You want to enjoy the morning, afternoons, and evenings with your munchkins. You want them to do their part so you can do your part. You want the stress level low, and you want to get out of the house on time, get to soccer on time, and get the kids to bed – on time!
Don’t we all? Thankfully, routines make that possible. Here are my tips for designing and maintaining routines that support the family through all the transitions of the school year.
Tip #1: Know what you believe about HOW morning, afternoons, and bedtimes “should” be.
Once you know your preferences and what the perfect routine would consist of – for you - put it on a shelf and pull it out when the kids leave home at 18. No matter how awesome YOUR routine might be, if you don’t get the kids involved in the creating of the routines, they will never last longer than a day or two.
Tip # 2: Identify what you do now that works, and what isn’t working.
Write it down, so you can draw from it during your conversation with the kids. Then, invite the kids to sit down with you and talk about the morning, afternoon, and evening routines. Be honest about how some of the routines didn’t work all that well and highlight the parts that did work well.
If the kids know you're open to listening to their ideas, and you want them to help you create routines for the entire family, they will be more invested in sticking to them.
Take into consideration your child’s natural rhythms, their needs (big breakfast, vs ½ an apple), their competencies (one is naturally organized, another needs a to-do list to refer to), and of course, their age and abilities.
Keep the routines simple. The more steps and requirements, the less likely you are to feel successful.
Remember, you're building a lifelong skill here, so go slow in the beginning and trust the process.
Tip #3: Decide that you'll give the new routine time to work.
We tend to jump from one routine to another if we don’t get immediate results. My recommendation is to wait at least two weeks before you start making any significant tweaks to any routine or system you're trying to implement into daily life with the kids.
You have to allow for trial and error until you find the sweet spot. As soon as you find that sweet spot, you can take advantage of it until it’s time to make modifications.
Remember, kids grow and change and families change so stay flexible and make small adjustments instead of complete overhauls.
Over time, once your children realize you’re going about the routine and that you trust them to manage on their own, they begin to master tasks that lead to confidence and capability.
After the peaceful, relaxed and orderly routine is established, you’ll never look back!
Are you able to challenge your assumptions about the best (and maybe right or wrong) way to do things?
How will you include the children in setting up routines?
Do you live with a night owl or a morning lark? Does your child like time to move slowly and methodically through his day or does he slide down the bannister and out the door, grabbing a protein bar on the way?
How will you encourage yourself so you can support your children as they identify and develop routines that work best for them?
What questions will you ask them, so they are thinking about what works best for them and why?
It’s the New Year, and I have been doing a lot of thinking. I want to say, with all of my heart and all of my soul, that I am sorry. I want apologize for anything (and everything) I have said or done that made you feel less-than or sad or small.

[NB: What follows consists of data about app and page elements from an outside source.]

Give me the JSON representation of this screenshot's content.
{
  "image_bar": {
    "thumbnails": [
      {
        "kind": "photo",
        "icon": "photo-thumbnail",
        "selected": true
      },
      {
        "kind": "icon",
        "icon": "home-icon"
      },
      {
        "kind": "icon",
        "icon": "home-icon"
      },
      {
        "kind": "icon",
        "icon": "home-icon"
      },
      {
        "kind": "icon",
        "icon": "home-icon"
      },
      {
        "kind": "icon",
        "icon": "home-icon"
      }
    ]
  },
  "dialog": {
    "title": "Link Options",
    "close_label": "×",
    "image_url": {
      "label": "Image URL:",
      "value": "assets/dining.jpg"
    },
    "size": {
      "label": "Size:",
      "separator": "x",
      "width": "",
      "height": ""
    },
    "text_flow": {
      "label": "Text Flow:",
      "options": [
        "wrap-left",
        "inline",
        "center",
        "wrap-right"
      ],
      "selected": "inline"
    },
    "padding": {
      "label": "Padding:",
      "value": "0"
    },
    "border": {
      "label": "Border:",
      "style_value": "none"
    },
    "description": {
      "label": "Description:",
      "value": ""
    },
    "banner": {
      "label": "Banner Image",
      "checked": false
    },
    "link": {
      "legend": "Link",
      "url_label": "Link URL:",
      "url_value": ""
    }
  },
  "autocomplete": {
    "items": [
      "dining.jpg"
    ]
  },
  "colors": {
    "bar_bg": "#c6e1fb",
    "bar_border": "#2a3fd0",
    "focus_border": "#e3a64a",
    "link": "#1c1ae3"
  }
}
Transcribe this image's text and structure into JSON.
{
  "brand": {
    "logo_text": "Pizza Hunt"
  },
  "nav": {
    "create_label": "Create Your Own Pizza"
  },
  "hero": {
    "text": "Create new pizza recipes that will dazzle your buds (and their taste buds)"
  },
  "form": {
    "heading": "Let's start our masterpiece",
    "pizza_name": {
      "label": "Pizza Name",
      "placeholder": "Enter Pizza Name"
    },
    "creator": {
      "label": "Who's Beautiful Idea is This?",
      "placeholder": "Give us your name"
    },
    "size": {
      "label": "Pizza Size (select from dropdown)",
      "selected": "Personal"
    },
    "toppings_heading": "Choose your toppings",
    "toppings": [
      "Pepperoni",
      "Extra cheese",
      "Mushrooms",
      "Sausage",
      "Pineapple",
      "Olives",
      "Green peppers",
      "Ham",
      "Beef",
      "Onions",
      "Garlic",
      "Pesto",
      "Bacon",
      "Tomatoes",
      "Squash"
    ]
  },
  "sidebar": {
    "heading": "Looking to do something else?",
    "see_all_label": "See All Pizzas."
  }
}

This year I am resolving, with a twist. There will be no diet, exercise, less swearing and drinking, "more church" kind of resolutions. This year I'm simply letting go of the things that are just not productive nor conducive to my life. This is the year I give up several of my hard-earned mom-related titles.